> [PROMPT]
Lines below that hold the word "retweets" must be copied in full.

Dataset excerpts
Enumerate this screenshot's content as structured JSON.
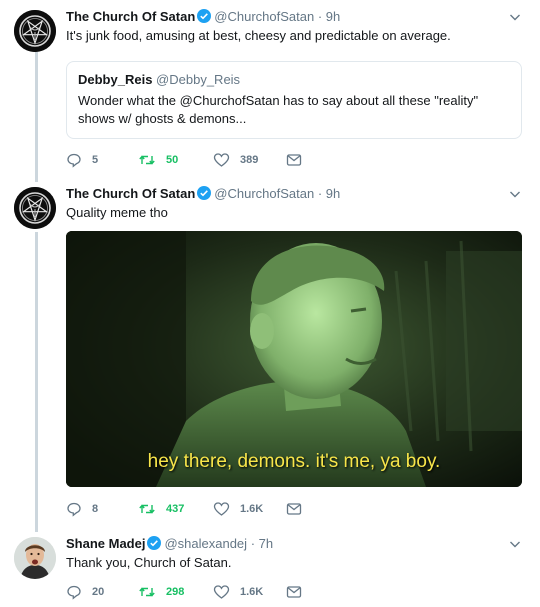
{
  "tweets": [
    {
      "name": "The Church Of Satan",
      "handle": "@ChurchofSatan",
      "time": "· 9h",
      "text": "It's junk food, amusing at best, cheesy and predictable on average.",
      "quote": {
        "name": "Debby_Reis",
        "handle": "@Debby_Reis",
        "text": "Wonder what the @ChurchofSatan has to say about all these \"reality\" shows w/ ghosts & demons..."
      },
      "replies": "5",
      "retweets": "50",
      "likes": "389"
    },
    {
      "name": "The Church Of Satan",
      "handle": "@ChurchofSatan",
      "time": "· 9h",
      "text": "Quality meme tho",
      "media_caption": "hey there, demons. it's me, ya boy.",
      "replies": "8",
      "retweets": "437",
      "likes": "1.6K"
    },
    {
      "name": "Shane Madej",
      "handle": "@shalexandej",
      "time": "· 7h",
      "text": "Thank you, Church of Satan.",
      "replies": "20",
      "retweets": "298",
      "likes": "1.6K"
    }
  ],
  "colors": {
    "verified": "#1da1f2",
    "retweet_active": "#17bf63",
    "muted": "#657786",
    "caption": "#f7e54a"
  },
  "icons": [
    "reply-icon",
    "retweet-icon",
    "like-icon",
    "message-icon",
    "verified-icon",
    "chevron-down-icon"
  ]
}
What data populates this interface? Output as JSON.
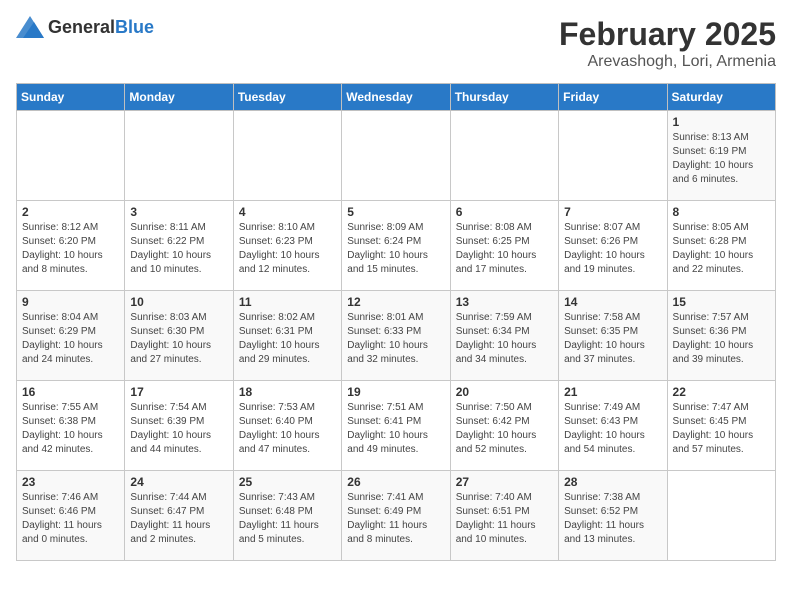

> [RESPONSE FOR THIS EXERCISE]
      "retweets": "50",
      "retweets": "437",
      "retweets": "298",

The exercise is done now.